I was 29 years old and invincible. I had a wife, a house, a career and a passion for going to the gym. I also had a secret, something I was too embarrassed to tell anybody and desperately tried to hide, bathroom issues.
The first symptom was blood in my stool, which I chalked it up to hemorrhoids from my athletic lifestyle. I was at the gym all the time and doing heavy weightlifting. Then I started having stomach pain, which I blamed on my nights out with friends and the food and drink that went along with those.
Soon the symptoms started to affect my work day. I would make trips back and forth to the bathroom and never be able to go. There would be days where I had sudden diarrhea, followed by extreme constipation. I was so ashamed of these health changes and didn’t know what to do.
I thought if I stopped eating so much I wouldn’t have to deal with the bathroom, so I changed my eating habits. My friends commented on the 40 pounds I lost, complimenting me on my exercise, but I knew it was because I was trying to deal with embarrassing health changes.
Over the next year and half, the symptoms became more severe and persistent, but I didn’t know what to do. Finally, I decided that I’d had enough. I was no longer concerned with trying to hide the changes. I just wanted to find out what was going on. My family doctor ran some tests, and didn’t find anything wrong. But I knew my body, and I knew this wasn’t normal for me, so I insisted we keep looking for answers.
One day, the stomach pain got so bad that I had to go to the emergency room, and the ER doctor got me an appointment with a gastroenterologist for the next day. The specialist thought it might be Crohn’s disease, but did some tests to be sure. Finally, when the results came back I had an answer: stage 4 colorectal cancer.
Treatment included chemotherapy, radiation and surgery. During initial treatment, it was discovered that the cancer was also in my liver, blood, and lymph nodes, which meant more surgery and a longer recovery. I ended up having an ileostomy bag and aggressive chemotherapy for an additional six months because of how far the cancer had spread before it was diagnosed.
The treatment was successful, but my story doesn’t end there. Six years later, I noticed some strange symptoms: My voice was suddenly very raspy and I was wheezing frequently. I joked that it sounded like I drank a bottle of whiskey and smoked a carton of cigarettes, but I knew this was another health change.
I went to the doctor and was treated for sinusitis with a surgery. A few weeks later, the raspy voice returned, and I went to another doctor who did a thorough scan of my neck, head and chest. There was a large nodule in my throat, and the doctors had to remove my thyroid. The diagnosis this time was medullary carcinoma, a form of thyroid cancer.
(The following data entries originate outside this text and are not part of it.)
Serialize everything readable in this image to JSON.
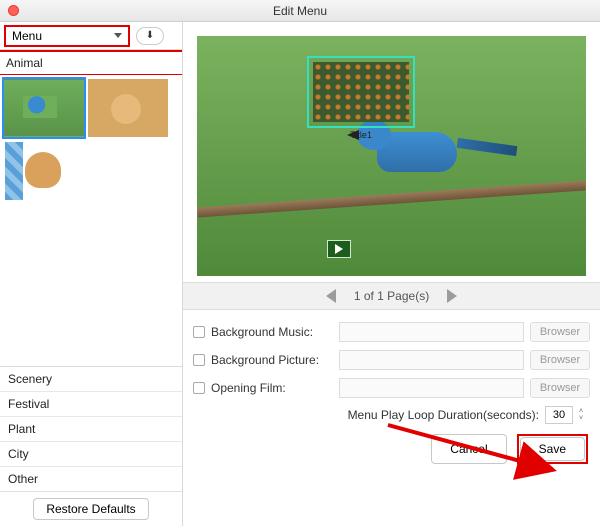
{
  "window": {
    "title": "Edit Menu"
  },
  "sidebar": {
    "dropdown_label": "Menu",
    "active_category": "Animal",
    "categories": [
      "Scenery",
      "Festival",
      "Plant",
      "City",
      "Other"
    ],
    "restore_label": "Restore Defaults"
  },
  "preview": {
    "title_label": "Title1"
  },
  "pager": {
    "text": "1 of 1 Page(s)"
  },
  "form": {
    "bg_music_label": "Background Music:",
    "bg_picture_label": "Background Picture:",
    "opening_film_label": "Opening Film:",
    "browser_label": "Browser",
    "loop_label": "Menu Play Loop Duration(seconds):",
    "loop_value": "30"
  },
  "footer": {
    "cancel_label": "Cancel",
    "save_label": "Save"
  }
}
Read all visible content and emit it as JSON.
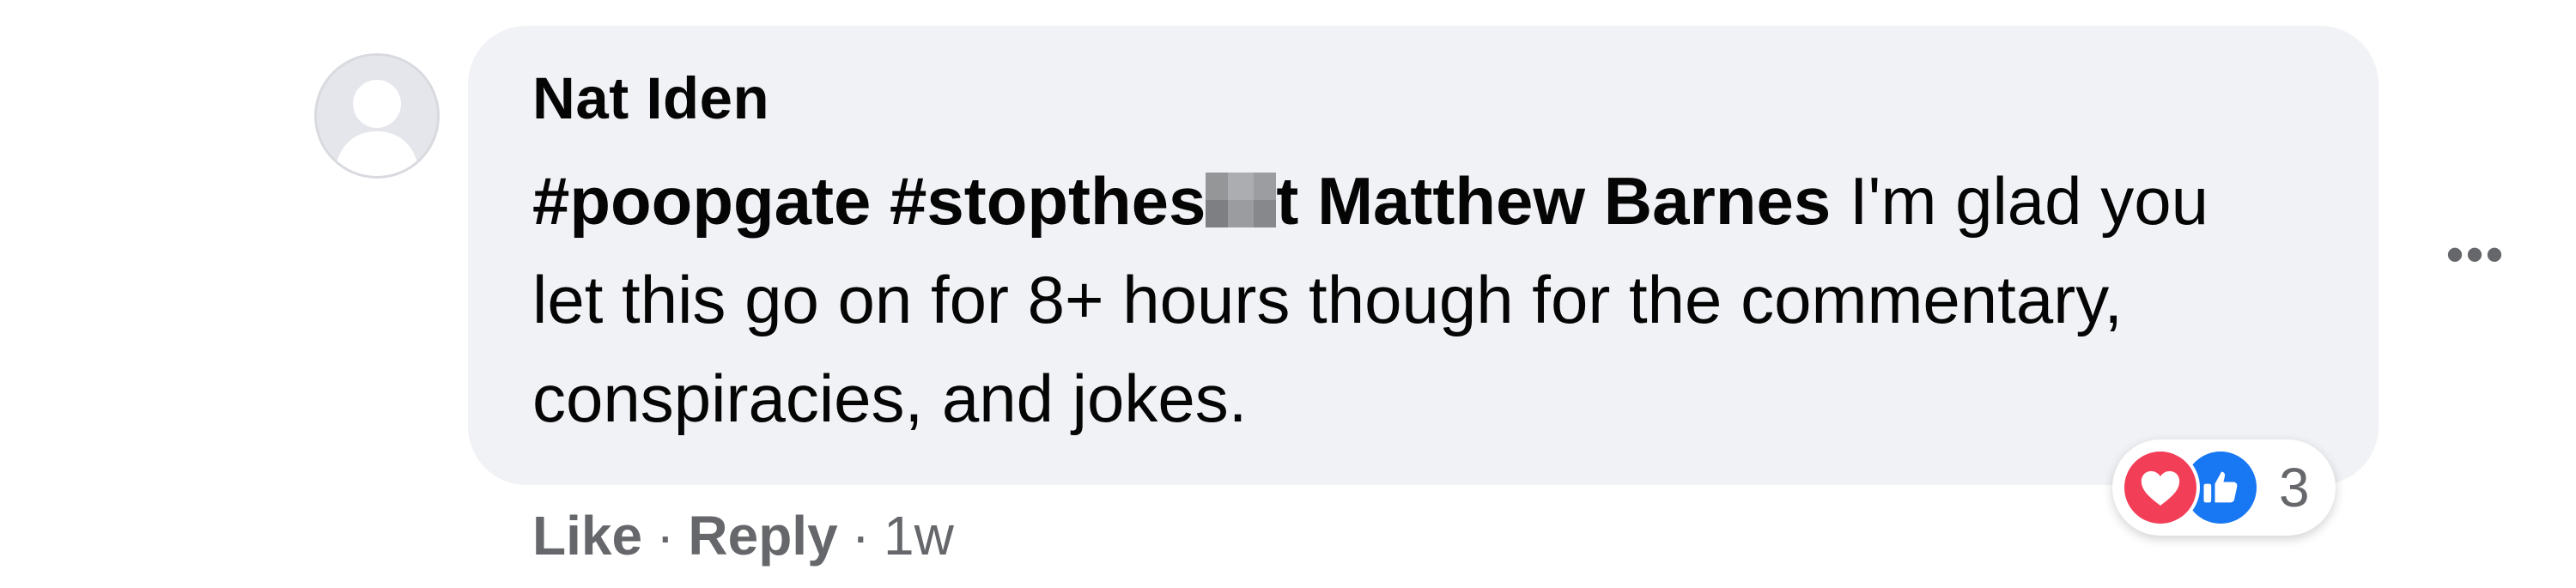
{
  "comment": {
    "author": "Nat Iden",
    "text": {
      "hashtag_1": "#poopgate",
      "hashtag_2_start": "#stopthes",
      "hashtag_2_end": "t",
      "mention": "Matthew Barnes",
      "body": " I'm glad you let this go on for 8+ hours though for the commentary, conspiracies, and jokes."
    },
    "more_icon": "•••",
    "reactions": {
      "icons": [
        "heart-icon",
        "thumbs-up-icon"
      ],
      "count": "3",
      "colors": {
        "love": "#f33e58",
        "like": "#1877f2"
      }
    },
    "actions": {
      "like": "Like",
      "reply": "Reply",
      "separator": "·",
      "timestamp": "1w"
    }
  },
  "colors": {
    "bubble_bg": "#f0f2f5",
    "text": "#050505",
    "secondary_text": "#65676b"
  }
}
But the thyroid surgery didn’t solve all my problems.
I had simultaneously been suffering from back pain for about a year. Soon, I began losing function of my left leg, feeling pins and needles, and having trouble walking and carrying things at the same time. I was used to bench pressing 500 pounds, and now I couldn’t even walk. Eventually, my doctors ordered a PET scan, which revealed a lesion on my back. Further testing and surgery gave more bad news: The tumor was engulfing my spine, and it was Ewing’s sarcoma. I am currently undergoing chemotherapy, and will start radiation after that.
Looking back on everything I’ve been through, it comes down to this: If you’re having symptoms, get them checked out. I now know that those “embarrassing secrets” were actually clues. My body was trying to tell me something. Don’t be afraid to seek medical attention and advocate for yourself when you know something isn’t right, even when the “something” is embarrassing. This is not an “old person’s disease”—cancer does not discriminate based on age, lifestyle, or any other factor. If you’re having symptoms, get checked out. It could save your life.
- blood in stool
- stomach pains
- sudden raspy voice
- frequent wheezing
- loss of function in leg
- numbness in leg
- difficulty walking and carrying items